Raw data below:
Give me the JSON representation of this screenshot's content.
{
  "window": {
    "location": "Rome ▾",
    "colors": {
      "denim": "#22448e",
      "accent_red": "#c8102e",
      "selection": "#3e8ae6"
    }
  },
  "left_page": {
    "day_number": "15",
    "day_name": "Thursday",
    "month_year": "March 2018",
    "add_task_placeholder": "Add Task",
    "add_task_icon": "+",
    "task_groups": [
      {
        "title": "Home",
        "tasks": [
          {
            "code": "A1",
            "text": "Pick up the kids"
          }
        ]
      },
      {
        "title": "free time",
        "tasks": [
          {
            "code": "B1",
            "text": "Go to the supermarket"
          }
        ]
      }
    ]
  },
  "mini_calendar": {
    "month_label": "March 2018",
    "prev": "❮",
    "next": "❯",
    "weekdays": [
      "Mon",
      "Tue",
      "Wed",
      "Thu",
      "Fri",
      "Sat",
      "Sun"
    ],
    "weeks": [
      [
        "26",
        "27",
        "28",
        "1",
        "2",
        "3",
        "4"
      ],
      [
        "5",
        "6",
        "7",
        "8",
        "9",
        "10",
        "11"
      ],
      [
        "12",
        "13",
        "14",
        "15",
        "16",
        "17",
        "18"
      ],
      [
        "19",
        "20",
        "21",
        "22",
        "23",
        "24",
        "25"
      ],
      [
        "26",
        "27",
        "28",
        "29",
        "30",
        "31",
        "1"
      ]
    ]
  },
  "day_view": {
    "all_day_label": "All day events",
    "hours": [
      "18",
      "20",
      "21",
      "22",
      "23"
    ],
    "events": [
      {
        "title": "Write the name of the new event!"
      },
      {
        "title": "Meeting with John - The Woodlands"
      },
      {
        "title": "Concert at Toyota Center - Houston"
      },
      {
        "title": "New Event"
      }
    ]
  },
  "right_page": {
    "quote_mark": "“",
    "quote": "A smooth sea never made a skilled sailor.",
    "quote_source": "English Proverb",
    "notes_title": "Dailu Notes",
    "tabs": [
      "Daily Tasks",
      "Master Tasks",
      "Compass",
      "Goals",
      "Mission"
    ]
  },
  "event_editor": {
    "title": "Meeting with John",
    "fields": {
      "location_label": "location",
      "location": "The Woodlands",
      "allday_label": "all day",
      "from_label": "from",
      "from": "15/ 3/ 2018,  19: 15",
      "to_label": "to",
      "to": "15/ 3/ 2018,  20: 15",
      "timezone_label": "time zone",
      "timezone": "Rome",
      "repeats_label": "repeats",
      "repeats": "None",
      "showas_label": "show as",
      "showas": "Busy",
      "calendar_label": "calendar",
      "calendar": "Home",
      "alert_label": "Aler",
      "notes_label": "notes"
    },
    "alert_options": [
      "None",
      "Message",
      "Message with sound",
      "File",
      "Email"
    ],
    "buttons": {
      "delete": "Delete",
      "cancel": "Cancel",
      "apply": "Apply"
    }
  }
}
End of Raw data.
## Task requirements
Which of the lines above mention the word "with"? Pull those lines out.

## Task answer
        "title": "Meeting with John - The Woodlands"
    "title": "Meeting with John",
      "Message with sound",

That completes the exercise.